There are several symptoms that could mislead a service technician into believing that the compressor is defective when in fact it is not.
One common scenario in which a compressor may appear to be defective is when it has overheated. If a compressor has an internal overload and has overheated, the compressor will not start. If the technician arrives on the job when the compressor has opened on its internal overload and checks the resistance from common to run and common to start and finds it to be infinite, the tech may interpret this to be an opened winding in the compressor.
Cooldown PeriodHowever, if the compressor was allowed to cool down and the internal overload reset, the technician may find the compressor will start normally and will not need to be replaced. The real problem as to why the compressor overheated will then need to be identified and resolved.

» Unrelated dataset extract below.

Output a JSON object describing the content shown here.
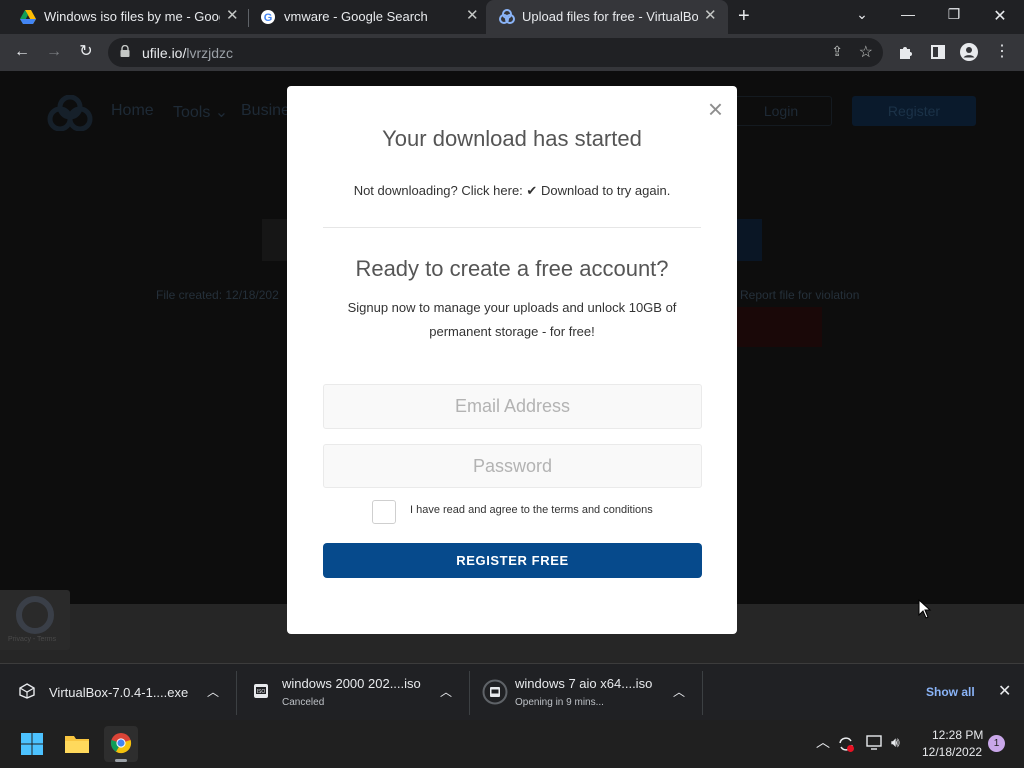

If the original compressor is replaced without finding out why it overheated, the replacement compressor will most likely overheat and the system will again not be operational. Any time a compressor with an internal overload is extremely hot, a technician should allow it to cool down before attempting to check the resistance through its windings. This will allow the technician to accurately determine if the compressor has an open winding or has simply opened on its internal overload.
Another potential scenario is a compressor with a defective start or run capacitor. If the run capacitor is defective, depending on the type of compressor, it could cause the compressor to draw higher than normal amperage and cycle off on its overload or not start at all. A compressor with a defective start capacitor will most likely fail to start. A technician can interpret this to be a defective compressor. Before any compressor is pronounced defective, if it incorporates start or run capacitors, the capacitors must be checked to see if they are in good condition.
If incorrect voltage is applied to a compressor, it could cause the compressor to either run for a brief time and then cycle off on its overload, or not start at all. A service technician must first verify the correct voltage for the compressor and then measure to see what actual voltage is applied. Most compressors are rated with a tolerance of ±10%. If the applied voltage is outside these limits or the limits stated by the manufacturer, the voltage must be corrected before the compressor can be properly diagnosed.
It is always a good practice to attempt to start the compressor by external means before condemning it. This means removing all the system wiring for the compressor and attempting to start the compressor with your own compressor starting kit.
You can make a compressor starting kit yourself or purchase one at a local supply house. There are a few companies that sell this type of kit.
The kit will help to determine if the problem lies within the starting components of the compressor or with the compressor itself.
Marchese is owner of Arctic-Air Refrigeration, Pittsburgh, PA.
Publication date: 08/06/2001